|One of our experimental sites with a clear checkerboard pattern illustrating the different plant communities that varied in richness (monocultures, 4-species mixtures) and evenness (relative abundance of the four species).|
In principle, there are competing processes that result in the answer to this question being not so clear. The best of the component monocultures is obviously best-suited to the prevailing conditions. The mixture of different species offers the possibility of synergistic (and antagonistic) interspecific interactions that may positively (or negatively) affect yield. However, any synergistic effects have to be sufficiently advantageous to overcome the effect of diluting the yield of the highest-yielding monoculture species with that from lower-yielding species.
As part of EU COST Action 852 ‘Quality legume-based forage systems for contrasting environments’, we established a common diversity experiment that involved monocultures of four agronomic species (two grasses and two legumes) and a range of 4-species agronomic communities at each of 30 European sites and a Canadian site. A common field experiment of 30 plots was established at each site with two seed density levels of a design with four monocultures (single species) and 11 mixtures (with systematically varying proportions of four species).
Answer: Definitely! Overyielding occurs when a mixture (open circles in Fig. 1 represent each of the 11 mixture communities at a site) performs better than the average monoculture performance (shaded square in Fig. 1). Note that each data point averages across years, and across the two seeding densities.
|Fig. 1. Mixtures generally yielded better than the best-performing monoculture across the 31 international field sites. Average annual yield (includes weed biomass) of 11 mixture communities that varied in their sown relative abundances (○), the maximum-yielding monoculture (▬) and mean monoculture yield (■) at each site. Sites arranged in order of biomass production. Symbols above sites indicate where mixtures significantly outyielded the best-performing monoculture. From Finn et al. (2013).|

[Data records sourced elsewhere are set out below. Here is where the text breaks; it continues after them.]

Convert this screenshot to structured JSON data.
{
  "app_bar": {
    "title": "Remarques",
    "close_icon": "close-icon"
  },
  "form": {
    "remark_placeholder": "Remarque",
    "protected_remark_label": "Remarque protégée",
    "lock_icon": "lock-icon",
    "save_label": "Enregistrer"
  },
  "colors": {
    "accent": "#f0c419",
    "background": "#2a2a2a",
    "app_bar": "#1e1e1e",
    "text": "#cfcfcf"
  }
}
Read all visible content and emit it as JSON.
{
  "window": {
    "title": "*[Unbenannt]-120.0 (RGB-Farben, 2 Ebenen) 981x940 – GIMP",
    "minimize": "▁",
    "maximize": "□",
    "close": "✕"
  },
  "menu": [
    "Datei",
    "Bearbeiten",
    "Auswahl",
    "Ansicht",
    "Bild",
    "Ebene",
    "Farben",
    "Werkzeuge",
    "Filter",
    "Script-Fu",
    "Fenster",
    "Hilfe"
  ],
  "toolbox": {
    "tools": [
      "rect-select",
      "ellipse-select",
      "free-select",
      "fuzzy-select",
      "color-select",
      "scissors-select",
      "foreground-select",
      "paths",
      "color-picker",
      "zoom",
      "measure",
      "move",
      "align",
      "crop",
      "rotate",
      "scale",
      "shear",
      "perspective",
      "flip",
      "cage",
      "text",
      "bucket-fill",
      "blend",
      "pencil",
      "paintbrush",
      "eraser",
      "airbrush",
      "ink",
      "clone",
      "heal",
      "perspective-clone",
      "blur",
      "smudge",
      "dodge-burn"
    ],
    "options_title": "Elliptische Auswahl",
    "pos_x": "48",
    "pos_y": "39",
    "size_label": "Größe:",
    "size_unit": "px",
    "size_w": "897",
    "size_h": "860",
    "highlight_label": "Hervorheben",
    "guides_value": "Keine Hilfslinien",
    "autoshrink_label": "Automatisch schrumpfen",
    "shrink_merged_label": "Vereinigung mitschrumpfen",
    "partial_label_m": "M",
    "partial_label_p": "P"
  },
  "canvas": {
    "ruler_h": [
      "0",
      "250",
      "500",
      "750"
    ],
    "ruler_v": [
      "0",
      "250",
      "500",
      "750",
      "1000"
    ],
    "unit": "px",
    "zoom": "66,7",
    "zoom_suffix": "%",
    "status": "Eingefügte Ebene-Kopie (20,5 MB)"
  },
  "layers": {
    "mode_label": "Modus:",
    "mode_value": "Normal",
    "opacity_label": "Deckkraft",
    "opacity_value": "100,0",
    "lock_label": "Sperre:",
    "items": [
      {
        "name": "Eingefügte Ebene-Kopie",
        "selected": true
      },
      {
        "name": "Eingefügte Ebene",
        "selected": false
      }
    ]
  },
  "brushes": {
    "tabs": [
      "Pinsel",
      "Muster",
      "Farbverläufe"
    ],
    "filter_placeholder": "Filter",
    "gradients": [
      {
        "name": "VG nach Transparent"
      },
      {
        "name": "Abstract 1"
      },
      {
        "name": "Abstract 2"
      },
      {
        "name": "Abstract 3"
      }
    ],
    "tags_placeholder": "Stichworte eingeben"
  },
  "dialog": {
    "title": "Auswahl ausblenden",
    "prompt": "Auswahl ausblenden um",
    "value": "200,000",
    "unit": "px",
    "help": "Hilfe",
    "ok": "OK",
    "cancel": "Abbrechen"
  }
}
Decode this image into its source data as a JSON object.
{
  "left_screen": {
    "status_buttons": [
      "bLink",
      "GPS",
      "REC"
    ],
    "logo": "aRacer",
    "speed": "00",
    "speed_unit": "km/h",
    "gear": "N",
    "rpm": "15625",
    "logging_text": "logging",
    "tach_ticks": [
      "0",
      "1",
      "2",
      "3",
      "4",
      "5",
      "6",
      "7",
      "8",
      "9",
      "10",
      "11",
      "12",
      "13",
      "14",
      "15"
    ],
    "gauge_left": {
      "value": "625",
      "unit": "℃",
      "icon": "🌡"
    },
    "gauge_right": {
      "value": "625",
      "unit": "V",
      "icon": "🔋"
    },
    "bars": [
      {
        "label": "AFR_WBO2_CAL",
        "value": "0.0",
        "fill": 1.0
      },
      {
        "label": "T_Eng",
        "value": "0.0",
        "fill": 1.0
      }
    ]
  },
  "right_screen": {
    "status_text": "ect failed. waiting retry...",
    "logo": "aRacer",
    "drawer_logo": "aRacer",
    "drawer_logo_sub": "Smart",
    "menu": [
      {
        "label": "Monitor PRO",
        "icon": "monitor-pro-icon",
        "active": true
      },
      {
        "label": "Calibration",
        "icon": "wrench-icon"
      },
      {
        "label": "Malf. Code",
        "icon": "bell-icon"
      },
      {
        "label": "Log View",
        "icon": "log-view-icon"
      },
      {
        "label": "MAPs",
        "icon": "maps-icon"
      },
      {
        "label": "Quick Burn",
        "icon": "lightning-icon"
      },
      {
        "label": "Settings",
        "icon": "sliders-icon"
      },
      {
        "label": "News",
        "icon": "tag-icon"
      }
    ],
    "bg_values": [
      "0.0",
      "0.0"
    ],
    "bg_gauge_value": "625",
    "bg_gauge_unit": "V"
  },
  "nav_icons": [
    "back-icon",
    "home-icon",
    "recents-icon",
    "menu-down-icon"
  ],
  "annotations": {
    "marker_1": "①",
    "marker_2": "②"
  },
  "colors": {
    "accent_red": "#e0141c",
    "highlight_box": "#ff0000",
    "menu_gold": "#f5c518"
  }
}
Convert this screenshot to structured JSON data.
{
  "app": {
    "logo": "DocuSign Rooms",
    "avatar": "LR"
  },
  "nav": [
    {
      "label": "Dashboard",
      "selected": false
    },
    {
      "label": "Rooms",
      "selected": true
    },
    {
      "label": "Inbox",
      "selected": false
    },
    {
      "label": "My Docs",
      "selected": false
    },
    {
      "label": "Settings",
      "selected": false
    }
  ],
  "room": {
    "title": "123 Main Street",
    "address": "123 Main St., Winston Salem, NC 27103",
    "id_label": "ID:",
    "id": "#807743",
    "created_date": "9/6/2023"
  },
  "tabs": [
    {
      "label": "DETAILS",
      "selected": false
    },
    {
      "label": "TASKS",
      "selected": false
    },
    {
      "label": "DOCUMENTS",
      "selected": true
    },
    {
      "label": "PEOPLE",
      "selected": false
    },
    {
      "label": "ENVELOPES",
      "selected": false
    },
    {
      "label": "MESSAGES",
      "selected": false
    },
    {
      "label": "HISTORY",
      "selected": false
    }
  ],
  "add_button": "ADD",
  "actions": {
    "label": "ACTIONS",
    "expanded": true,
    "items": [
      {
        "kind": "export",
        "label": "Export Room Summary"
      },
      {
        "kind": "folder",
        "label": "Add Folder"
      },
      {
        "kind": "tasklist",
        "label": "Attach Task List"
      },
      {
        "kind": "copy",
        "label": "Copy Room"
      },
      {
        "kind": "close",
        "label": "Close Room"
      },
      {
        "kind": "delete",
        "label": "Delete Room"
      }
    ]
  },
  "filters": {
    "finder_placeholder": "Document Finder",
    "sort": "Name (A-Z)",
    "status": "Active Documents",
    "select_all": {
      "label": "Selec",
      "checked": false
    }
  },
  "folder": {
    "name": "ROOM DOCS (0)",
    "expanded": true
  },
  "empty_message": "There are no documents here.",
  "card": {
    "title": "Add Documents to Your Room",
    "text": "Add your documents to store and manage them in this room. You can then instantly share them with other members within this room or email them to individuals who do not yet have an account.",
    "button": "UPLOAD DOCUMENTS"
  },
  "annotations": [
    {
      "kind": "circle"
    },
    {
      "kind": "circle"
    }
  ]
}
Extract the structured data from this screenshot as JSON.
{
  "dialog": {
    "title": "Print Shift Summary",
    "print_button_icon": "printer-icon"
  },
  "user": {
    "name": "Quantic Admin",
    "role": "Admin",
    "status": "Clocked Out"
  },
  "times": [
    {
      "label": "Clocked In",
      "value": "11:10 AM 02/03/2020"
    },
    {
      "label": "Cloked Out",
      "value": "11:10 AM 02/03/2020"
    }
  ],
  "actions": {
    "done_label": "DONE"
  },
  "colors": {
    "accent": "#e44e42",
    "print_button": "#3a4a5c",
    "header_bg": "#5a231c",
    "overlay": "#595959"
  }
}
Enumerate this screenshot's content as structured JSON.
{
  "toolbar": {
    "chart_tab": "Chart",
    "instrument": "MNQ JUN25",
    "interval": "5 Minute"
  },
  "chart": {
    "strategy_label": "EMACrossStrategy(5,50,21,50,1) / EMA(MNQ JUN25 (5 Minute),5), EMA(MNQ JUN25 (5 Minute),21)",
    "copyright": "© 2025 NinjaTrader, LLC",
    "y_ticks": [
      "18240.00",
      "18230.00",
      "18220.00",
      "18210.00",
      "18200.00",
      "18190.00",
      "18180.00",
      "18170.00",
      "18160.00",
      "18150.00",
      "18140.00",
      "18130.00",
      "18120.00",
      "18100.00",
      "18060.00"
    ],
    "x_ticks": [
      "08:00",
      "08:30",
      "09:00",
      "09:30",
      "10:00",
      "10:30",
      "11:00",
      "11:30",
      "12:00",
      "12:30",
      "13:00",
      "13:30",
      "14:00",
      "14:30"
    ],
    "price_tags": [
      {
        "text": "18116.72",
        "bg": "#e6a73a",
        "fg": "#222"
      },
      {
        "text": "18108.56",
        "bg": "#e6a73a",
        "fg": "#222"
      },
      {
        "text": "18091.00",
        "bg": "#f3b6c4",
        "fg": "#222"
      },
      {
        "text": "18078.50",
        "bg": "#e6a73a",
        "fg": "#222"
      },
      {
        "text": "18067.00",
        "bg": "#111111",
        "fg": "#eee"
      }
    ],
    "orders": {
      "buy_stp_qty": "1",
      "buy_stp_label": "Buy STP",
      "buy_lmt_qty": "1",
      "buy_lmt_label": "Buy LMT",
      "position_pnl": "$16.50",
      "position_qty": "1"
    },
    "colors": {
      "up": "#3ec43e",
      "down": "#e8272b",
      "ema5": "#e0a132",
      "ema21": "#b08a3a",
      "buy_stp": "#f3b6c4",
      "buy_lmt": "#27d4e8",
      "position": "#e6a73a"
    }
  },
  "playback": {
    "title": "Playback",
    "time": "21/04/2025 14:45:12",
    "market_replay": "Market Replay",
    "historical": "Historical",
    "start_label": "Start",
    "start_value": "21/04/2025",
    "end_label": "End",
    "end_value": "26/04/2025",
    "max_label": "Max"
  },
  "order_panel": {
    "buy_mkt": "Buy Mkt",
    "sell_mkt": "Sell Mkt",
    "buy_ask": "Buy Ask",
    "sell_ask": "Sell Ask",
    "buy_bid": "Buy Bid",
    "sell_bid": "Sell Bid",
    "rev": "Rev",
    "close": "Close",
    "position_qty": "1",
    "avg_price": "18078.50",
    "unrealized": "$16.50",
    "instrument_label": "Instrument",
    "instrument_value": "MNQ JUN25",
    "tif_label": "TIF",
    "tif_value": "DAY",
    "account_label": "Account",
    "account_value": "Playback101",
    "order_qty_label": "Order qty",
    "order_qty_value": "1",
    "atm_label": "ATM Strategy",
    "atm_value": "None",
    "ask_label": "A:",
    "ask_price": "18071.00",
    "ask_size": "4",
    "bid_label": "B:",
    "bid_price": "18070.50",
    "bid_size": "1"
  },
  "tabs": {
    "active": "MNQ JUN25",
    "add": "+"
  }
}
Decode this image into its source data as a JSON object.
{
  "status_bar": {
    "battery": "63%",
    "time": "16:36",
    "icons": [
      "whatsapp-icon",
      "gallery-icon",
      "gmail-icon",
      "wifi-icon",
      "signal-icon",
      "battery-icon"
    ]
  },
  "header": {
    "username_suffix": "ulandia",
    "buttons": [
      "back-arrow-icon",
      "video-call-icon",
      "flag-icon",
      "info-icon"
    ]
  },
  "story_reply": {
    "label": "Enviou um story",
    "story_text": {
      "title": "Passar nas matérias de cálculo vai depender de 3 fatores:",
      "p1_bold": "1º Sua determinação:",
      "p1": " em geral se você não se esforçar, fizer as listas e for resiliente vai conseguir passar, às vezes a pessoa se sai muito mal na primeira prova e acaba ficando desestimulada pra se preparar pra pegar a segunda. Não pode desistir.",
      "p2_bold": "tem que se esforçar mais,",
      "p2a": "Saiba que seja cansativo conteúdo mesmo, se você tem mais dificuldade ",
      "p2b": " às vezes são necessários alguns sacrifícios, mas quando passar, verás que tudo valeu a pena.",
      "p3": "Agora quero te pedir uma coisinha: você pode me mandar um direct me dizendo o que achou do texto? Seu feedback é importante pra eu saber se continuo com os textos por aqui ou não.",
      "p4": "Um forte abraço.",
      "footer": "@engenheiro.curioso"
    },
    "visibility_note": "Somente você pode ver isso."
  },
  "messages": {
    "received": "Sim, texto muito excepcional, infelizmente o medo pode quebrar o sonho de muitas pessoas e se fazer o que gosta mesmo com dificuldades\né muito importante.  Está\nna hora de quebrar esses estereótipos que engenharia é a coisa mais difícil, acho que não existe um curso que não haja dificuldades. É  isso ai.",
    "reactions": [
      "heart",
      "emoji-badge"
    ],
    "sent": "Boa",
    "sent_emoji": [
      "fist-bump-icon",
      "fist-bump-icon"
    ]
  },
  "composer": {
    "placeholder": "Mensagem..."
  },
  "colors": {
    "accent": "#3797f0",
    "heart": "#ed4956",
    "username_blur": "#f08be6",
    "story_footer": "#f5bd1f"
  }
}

Kirwan, L., Lüscher, A., Sebastià, M.T., Finn, J.A., Collins, R., Porqueddu, C., Helgadóttir, A., Brophy, C., Bélanger, G., Fothergill, M., Frankow-Lindberg, B., Garcia-Sarrion, R., Ghesquiere, A., Golinski, P., Jørgensen, M., Kadžiuliene, Z., Nyfeler, D., Nykänen-Kurki, P., Parente, G., Vasileva V. and Connolly, J. 2007. Evenness drives consistent diversity effects in intensive grassland systems across 28 European sites. Journal of Ecology 95: 530-539. See related post.